> _Prompt_
Down to the final line, print the records again exactly.

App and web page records

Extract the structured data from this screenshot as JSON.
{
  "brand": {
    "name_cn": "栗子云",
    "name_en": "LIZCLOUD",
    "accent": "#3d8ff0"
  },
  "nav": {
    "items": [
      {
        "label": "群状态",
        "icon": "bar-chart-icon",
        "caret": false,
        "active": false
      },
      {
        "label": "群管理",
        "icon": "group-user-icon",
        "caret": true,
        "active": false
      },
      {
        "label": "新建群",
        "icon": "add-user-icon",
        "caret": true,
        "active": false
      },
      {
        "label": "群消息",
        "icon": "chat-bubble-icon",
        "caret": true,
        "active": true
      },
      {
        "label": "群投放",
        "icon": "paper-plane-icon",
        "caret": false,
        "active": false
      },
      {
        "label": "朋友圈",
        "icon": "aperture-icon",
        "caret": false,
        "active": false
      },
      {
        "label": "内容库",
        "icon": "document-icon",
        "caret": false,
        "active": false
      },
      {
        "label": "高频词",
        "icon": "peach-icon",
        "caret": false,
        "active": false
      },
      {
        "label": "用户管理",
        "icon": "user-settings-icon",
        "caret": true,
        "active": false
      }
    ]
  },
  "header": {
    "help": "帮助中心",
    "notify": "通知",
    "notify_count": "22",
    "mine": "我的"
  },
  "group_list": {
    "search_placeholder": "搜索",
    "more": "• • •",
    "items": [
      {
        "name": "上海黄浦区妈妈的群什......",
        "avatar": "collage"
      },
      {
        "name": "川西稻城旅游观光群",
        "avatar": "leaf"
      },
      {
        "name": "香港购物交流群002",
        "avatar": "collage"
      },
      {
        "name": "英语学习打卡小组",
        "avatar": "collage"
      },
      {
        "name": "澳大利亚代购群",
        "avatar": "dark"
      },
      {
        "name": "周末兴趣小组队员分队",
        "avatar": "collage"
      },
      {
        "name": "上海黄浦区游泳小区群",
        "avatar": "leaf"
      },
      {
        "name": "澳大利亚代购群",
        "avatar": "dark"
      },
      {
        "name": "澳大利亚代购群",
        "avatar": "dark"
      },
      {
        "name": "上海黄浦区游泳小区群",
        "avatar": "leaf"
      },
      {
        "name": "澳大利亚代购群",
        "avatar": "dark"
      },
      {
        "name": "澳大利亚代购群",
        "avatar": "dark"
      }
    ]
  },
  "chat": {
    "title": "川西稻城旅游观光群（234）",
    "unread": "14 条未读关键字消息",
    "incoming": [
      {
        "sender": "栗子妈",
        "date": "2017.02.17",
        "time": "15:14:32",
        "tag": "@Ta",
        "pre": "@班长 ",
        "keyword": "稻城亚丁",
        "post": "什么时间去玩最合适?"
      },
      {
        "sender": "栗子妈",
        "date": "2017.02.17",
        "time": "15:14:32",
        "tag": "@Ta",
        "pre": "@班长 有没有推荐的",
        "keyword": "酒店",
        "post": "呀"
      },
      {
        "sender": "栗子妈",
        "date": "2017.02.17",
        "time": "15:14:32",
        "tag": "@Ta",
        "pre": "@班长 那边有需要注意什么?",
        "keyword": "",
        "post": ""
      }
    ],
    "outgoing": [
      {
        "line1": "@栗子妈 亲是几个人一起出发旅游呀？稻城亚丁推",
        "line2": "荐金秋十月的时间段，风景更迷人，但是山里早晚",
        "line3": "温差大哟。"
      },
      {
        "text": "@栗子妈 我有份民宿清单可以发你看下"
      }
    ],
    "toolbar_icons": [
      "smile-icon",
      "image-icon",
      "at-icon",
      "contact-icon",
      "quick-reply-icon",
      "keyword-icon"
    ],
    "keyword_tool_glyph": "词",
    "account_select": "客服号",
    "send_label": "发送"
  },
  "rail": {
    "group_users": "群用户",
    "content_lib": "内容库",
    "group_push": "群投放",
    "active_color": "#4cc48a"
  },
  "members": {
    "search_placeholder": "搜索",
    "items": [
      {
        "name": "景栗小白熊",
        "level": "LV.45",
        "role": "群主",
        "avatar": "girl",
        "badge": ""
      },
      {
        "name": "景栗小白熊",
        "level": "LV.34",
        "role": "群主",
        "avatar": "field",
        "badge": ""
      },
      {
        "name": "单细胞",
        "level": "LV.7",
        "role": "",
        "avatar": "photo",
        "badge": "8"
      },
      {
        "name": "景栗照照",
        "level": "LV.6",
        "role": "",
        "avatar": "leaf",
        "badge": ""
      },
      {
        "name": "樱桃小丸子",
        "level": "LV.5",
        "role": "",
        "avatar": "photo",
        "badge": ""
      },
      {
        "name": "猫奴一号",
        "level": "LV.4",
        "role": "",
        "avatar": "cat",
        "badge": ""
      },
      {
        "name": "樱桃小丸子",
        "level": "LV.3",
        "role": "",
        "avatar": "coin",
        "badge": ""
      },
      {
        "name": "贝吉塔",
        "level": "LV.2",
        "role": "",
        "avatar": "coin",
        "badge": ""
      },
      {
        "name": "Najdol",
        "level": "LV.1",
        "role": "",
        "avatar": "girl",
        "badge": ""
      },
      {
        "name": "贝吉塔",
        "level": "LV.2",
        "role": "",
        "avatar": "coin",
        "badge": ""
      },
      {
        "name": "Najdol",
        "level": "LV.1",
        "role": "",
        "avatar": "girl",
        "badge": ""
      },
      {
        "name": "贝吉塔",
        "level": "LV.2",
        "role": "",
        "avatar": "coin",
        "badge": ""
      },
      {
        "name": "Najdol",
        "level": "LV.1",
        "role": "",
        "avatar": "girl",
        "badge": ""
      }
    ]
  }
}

> _Solution to this exercise_
Extract the structured data from this screenshot as JSON.
{
  "brand": {
    "name_cn": "栗子云",
    "name_en": "LIZCLOUD",
    "accent": "#3d8ff0"
  },
  "nav": {
    "items": [
      {
        "label": "群状态",
        "icon": "bar-chart-icon",
        "caret": false,
        "active": false
      },
      {
        "label": "群管理",
        "icon": "group-user-icon",
        "caret": true,
        "active": false
      },
      {
        "label": "新建群",
        "icon": "add-user-icon",
        "caret": true,
        "active": false
      },
      {
        "label": "群消息",
        "icon": "chat-bubble-icon",
        "caret": true,
        "active": true
      },
      {
        "label": "群投放",
        "icon": "paper-plane-icon",
        "caret": false,
        "active": false
      },
      {
        "label": "朋友圈",
        "icon": "aperture-icon",
        "caret": false,
        "active": false
      },
      {
        "label": "内容库",
        "icon": "document-icon",
        "caret": false,
        "active": false
      },
      {
        "label": "高频词",
        "icon": "peach-icon",
        "caret": false,
        "active": false
      },
      {
        "label": "用户管理",
        "icon": "user-settings-icon",
        "caret": true,
        "active": false
      }
    ]
  },
  "header": {
    "help": "帮助中心",
    "notify": "通知",
    "notify_count": "22",
    "mine": "我的"
  },
  "group_list": {
    "search_placeholder": "搜索",
    "more": "• • •",
    "items": [
      {
        "name": "上海黄浦区妈妈的群什......",
        "avatar": "collage"
      },
      {
        "name": "川西稻城旅游观光群",
        "avatar": "leaf"
      },
      {
        "name": "香港购物交流群002",
        "avatar": "collage"
      },
      {
        "name": "英语学习打卡小组",
        "avatar": "collage"
      },
      {
        "name": "澳大利亚代购群",
        "avatar": "dark"
      },
      {
        "name": "周末兴趣小组队员分队",
        "avatar": "collage"
      },
      {
        "name": "上海黄浦区游泳小区群",
        "avatar": "leaf"
      },
      {
        "name": "澳大利亚代购群",
        "avatar": "dark"
      },
      {
        "name": "澳大利亚代购群",
        "avatar": "dark"
      },
      {
        "name": "上海黄浦区游泳小区群",
        "avatar": "leaf"
      },
      {
        "name": "澳大利亚代购群",
        "avatar": "dark"
      },
      {
        "name": "澳大利亚代购群",
        "avatar": "dark"
      }
    ]
  },
  "chat": {
    "title": "川西稻城旅游观光群（234）",
    "unread": "14 条未读关键字消息",
    "incoming": [
      {
        "sender": "栗子妈",
        "date": "2017.02.17",
        "time": "15:14:32",
        "tag": "@Ta",
        "pre": "@班长 ",
        "keyword": "稻城亚丁",
        "post": "什么时间去玩最合适?"
      },
      {
        "sender": "栗子妈",
        "date": "2017.02.17",
        "time": "15:14:32",
        "tag": "@Ta",
        "pre": "@班长 有没有推荐的",
        "keyword": "酒店",
        "post": "呀"
      },
      {
        "sender": "栗子妈",
        "date": "2017.02.17",
        "time": "15:14:32",
        "tag": "@Ta",
        "pre": "@班长 那边有需要注意什么?",
        "keyword": "",
        "post": ""
      }
    ],
    "outgoing": [
      {
        "line1": "@栗子妈 亲是几个人一起出发旅游呀？稻城亚丁推",
        "line2": "荐金秋十月的时间段，风景更迷人，但是山里早晚",
        "line3": "温差大哟。"
      },
      {
        "text": "@栗子妈 我有份民宿清单可以发你看下"
      }
    ],
    "toolbar_icons": [
      "smile-icon",
      "image-icon",
      "at-icon",
      "contact-icon",
      "quick-reply-icon",
      "keyword-icon"
    ],
    "keyword_tool_glyph": "词",
    "account_select": "客服号",
    "send_label": "发送"
  },
  "rail": {
    "group_users": "群用户",
    "content_lib": "内容库",
    "group_push": "群投放",
    "active_color": "#4cc48a"
  },
  "members": {
    "search_placeholder": "搜索",
    "items": [
      {
        "name": "景栗小白熊",
        "level": "LV.45",
        "role": "群主",
        "avatar": "girl",
        "badge": ""
      },
      {
        "name": "景栗小白熊",
        "level": "LV.34",
        "role": "群主",
        "avatar": "field",
        "badge": ""
      },
      {
        "name": "单细胞",
        "level": "LV.7",
        "role": "",
        "avatar": "photo",
        "badge": "8"
      },
      {
        "name": "景栗照照",
        "level": "LV.6",
        "role": "",
        "avatar": "leaf",
        "badge": ""
      },
      {
        "name": "樱桃小丸子",
        "level": "LV.5",
        "role": "",
        "avatar": "photo",
        "badge": ""
      },
      {
        "name": "猫奴一号",
        "level": "LV.4",
        "role": "",
        "avatar": "cat",
        "badge": ""
      },
      {
        "name": "樱桃小丸子",
        "level": "LV.3",
        "role": "",
        "avatar": "coin",
        "badge": ""
      },
      {
        "name": "贝吉塔",
        "level": "LV.2",
        "role": "",
        "avatar": "coin",
        "badge": ""
      },
      {
        "name": "Najdol",
        "level": "LV.1",
        "role": "",
        "avatar": "girl",
        "badge": ""
      },
      {
        "name": "贝吉塔",
        "level": "LV.2",
        "role": "",
        "avatar": "coin",
        "badge": ""
      },
      {
        "name": "Najdol",
        "level": "LV.1",
        "role": "",
        "avatar": "girl",
        "badge": ""
      },
      {
        "name": "贝吉塔",
        "level": "LV.2",
        "role": "",
        "avatar": "coin",
        "badge": ""
      },
      {
        "name": "Najdol",
        "level": "LV.1",
        "role": "",
        "avatar": "girl",
        "badge": ""
      }
    ]
  }
}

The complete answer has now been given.